[Source material — start]

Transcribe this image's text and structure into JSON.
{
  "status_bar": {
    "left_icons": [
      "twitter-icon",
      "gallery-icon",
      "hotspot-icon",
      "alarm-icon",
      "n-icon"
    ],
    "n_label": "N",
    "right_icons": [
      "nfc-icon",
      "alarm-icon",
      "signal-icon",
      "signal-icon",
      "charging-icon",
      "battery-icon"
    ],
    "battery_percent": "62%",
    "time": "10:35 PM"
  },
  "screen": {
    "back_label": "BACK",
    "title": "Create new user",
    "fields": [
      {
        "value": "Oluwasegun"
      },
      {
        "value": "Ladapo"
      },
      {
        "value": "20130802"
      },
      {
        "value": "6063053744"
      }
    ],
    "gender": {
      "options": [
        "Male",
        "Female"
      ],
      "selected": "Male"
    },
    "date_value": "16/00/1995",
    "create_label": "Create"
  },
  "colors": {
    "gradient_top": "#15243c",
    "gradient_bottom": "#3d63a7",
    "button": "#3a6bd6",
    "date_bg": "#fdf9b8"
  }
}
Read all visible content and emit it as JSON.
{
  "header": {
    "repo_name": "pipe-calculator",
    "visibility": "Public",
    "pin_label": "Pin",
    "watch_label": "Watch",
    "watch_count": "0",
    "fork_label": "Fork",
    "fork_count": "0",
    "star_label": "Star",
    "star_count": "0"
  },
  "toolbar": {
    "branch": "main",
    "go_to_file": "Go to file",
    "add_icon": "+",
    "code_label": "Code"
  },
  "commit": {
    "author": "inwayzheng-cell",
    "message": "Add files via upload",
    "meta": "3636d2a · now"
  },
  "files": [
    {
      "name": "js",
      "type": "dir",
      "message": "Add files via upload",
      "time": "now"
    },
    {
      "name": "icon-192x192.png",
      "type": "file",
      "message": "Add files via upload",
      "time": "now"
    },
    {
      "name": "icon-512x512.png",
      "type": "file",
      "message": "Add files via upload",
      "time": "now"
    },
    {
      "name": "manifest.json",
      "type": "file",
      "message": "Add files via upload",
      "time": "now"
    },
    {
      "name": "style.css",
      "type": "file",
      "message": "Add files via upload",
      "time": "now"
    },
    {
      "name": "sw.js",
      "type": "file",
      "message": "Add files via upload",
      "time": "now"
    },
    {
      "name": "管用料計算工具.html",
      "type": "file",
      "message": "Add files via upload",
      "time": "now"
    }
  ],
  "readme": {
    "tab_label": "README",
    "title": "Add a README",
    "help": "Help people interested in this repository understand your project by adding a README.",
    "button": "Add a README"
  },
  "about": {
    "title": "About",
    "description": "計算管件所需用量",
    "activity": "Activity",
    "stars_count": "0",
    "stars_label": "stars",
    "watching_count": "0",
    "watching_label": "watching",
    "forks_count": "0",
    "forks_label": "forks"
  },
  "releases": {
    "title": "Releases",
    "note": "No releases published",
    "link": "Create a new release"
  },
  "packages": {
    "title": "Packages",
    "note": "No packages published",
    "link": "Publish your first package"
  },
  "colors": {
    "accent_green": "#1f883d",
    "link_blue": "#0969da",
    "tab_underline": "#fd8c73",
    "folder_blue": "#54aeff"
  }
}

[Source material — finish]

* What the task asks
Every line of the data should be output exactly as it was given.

* Solution for this exercise
Transcribe this image's text and structure into JSON.
{
  "status_bar": {
    "left_icons": [
      "twitter-icon",
      "gallery-icon",
      "hotspot-icon",
      "alarm-icon",
      "n-icon"
    ],
    "n_label": "N",
    "right_icons": [
      "nfc-icon",
      "alarm-icon",
      "signal-icon",
      "signal-icon",
      "charging-icon",
      "battery-icon"
    ],
    "battery_percent": "62%",
    "time": "10:35 PM"
  },
  "screen": {
    "back_label": "BACK",
    "title": "Create new user",
    "fields": [
      {
        "value": "Oluwasegun"
      },
      {
        "value": "Ladapo"
      },
      {
        "value": "20130802"
      },
      {
        "value": "6063053744"
      }
    ],
    "gender": {
      "options": [
        "Male",
        "Female"
      ],
      "selected": "Male"
    },
    "date_value": "16/00/1995",
    "create_label": "Create"
  },
  "colors": {
    "gradient_top": "#15243c",
    "gradient_bottom": "#3d63a7",
    "button": "#3a6bd6",
    "date_bg": "#fdf9b8"
  }
}
Read all visible content and emit it as JSON.
{
  "header": {
    "repo_name": "pipe-calculator",
    "visibility": "Public",
    "pin_label": "Pin",
    "watch_label": "Watch",
    "watch_count": "0",
    "fork_label": "Fork",
    "fork_count": "0",
    "star_label": "Star",
    "star_count": "0"
  },
  "toolbar": {
    "branch": "main",
    "go_to_file": "Go to file",
    "add_icon": "+",
    "code_label": "Code"
  },
  "commit": {
    "author": "inwayzheng-cell",
    "message": "Add files via upload",
    "meta": "3636d2a · now"
  },
  "files": [
    {
      "name": "js",
      "type": "dir",
      "message": "Add files via upload",
      "time": "now"
    },
    {
      "name": "icon-192x192.png",
      "type": "file",
      "message": "Add files via upload",
      "time": "now"
    },
    {
      "name": "icon-512x512.png",
      "type": "file",
      "message": "Add files via upload",
      "time": "now"
    },
    {
      "name": "manifest.json",
      "type": "file",
      "message": "Add files via upload",
      "time": "now"
    },
    {
      "name": "style.css",
      "type": "file",
      "message": "Add files via upload",
      "time": "now"
    },
    {
      "name": "sw.js",
      "type": "file",
      "message": "Add files via upload",
      "time": "now"
    },
    {
      "name": "管用料計算工具.html",
      "type": "file",
      "message": "Add files via upload",
      "time": "now"
    }
  ],
  "readme": {
    "tab_label": "README",
    "title": "Add a README",
    "help": "Help people interested in this repository understand your project by adding a README.",
    "button": "Add a README"
  },
  "about": {
    "title": "About",
    "description": "計算管件所需用量",
    "activity": "Activity",
    "stars_count": "0",
    "stars_label": "stars",
    "watching_count": "0",
    "watching_label": "watching",
    "forks_count": "0",
    "forks_label": "forks"
  },
  "releases": {
    "title": "Releases",
    "note": "No releases published",
    "link": "Create a new release"
  },
  "packages": {
    "title": "Packages",
    "note": "No packages published",
    "link": "Publish your first package"
  },
  "colors": {
    "accent_green": "#1f883d",
    "link_blue": "#0969da",
    "tab_underline": "#fd8c73",
    "folder_blue": "#54aeff"
  }
}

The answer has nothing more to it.